DP, that is all there is to using the Active Directory module provider to find information about users. Active Directory Week will continue tomorrow when I will talk about modifying user attributes.

I invite you to follow me on Twitter and Facebook. If you have any questions, send email to me at scripter@microsoft.com, or post your questions on the Official Scripting Guys Forum. See you tomorrow. Until then, peace.

Ed Wilson, Microsoft Scripting Guy 

Your comment has been posted.   Close
Thank you, your comment requires moderation so it may take a while to appear.   Close
Leave a Comment
  • how about Get-ADUser –Filter ' name -like "*username*"'  -prop *

  • @Tonyr that will definitely work. Thanks for sharing.

  • Very useful but get-aduser's Properties parameter would seem to work the same way

  • @Jkavanagh58 Of course it would work the same way -- my point this week is to show how to use the ActiveDirectory provider (in fact if you have Get-ADUser cmdlet you automatically have this AD: drive). The cool thing about Windows PowerShell is that it lets you work the way that you want to do. So if you enjoy using the specialized cmdlets from the ActiveDirectory module that is fine. But my point this week is that you can also do much of the same thing by using the *item cmdlets and therefore you do not need to learn any new cmdlets if you do not want to do so. It is all about choices and you can therefore work the way it is most natural for you to do so.

  • Confusing article, you start off talking about Get-ADUser, then digress to Get-Item and Get-ItemProperty

  • It's only confusing if you don't read the article properly

  • Very helpful article. Nice to know how to use the base PowerShell cmdlets out of the box. Especially when there is a freeze in deployments to our production boxes and cannot install the AD cmdlets!

  • I was able to review the status of many users looking at the LastLogonTimestamp attribute, but I have found one user (who is an active user, and has been for many years) where there is no LastLogonTimestamp value for them. Any idea what might be causing that?
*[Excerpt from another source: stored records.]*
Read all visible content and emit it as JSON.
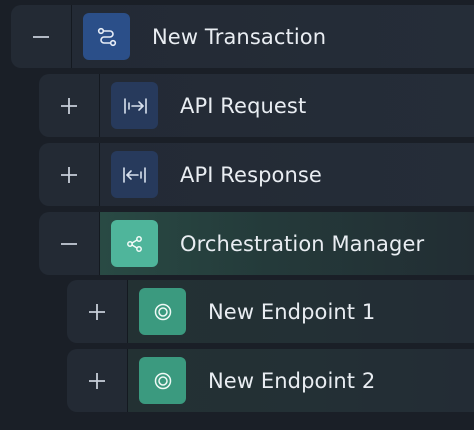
{
  "tree": {
    "items": [
      {
        "label": "New Transaction",
        "toggle": "collapse",
        "icon": "transaction-flow-icon",
        "icon_color": "#2b4f89"
      },
      {
        "label": "API Request",
        "toggle": "expand",
        "icon": "request-arrow-icon",
        "icon_color": "#273a5c"
      },
      {
        "label": "API Response",
        "toggle": "expand",
        "icon": "response-arrow-icon",
        "icon_color": "#273a5c"
      },
      {
        "label": "Orchestration Manager",
        "toggle": "collapse",
        "icon": "share-nodes-icon",
        "icon_color": "#4fb59b"
      },
      {
        "label": "New Endpoint 1",
        "toggle": "expand",
        "icon": "target-icon",
        "icon_color": "#3b9a7f"
      },
      {
        "label": "New Endpoint 2",
        "toggle": "expand",
        "icon": "target-icon",
        "icon_color": "#3b9a7f"
      }
    ]
  }
}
  • Found a blog that discusses something similar

    http://shabaztech.com/retrieving-user-properties-from-active-directory/

  • thanks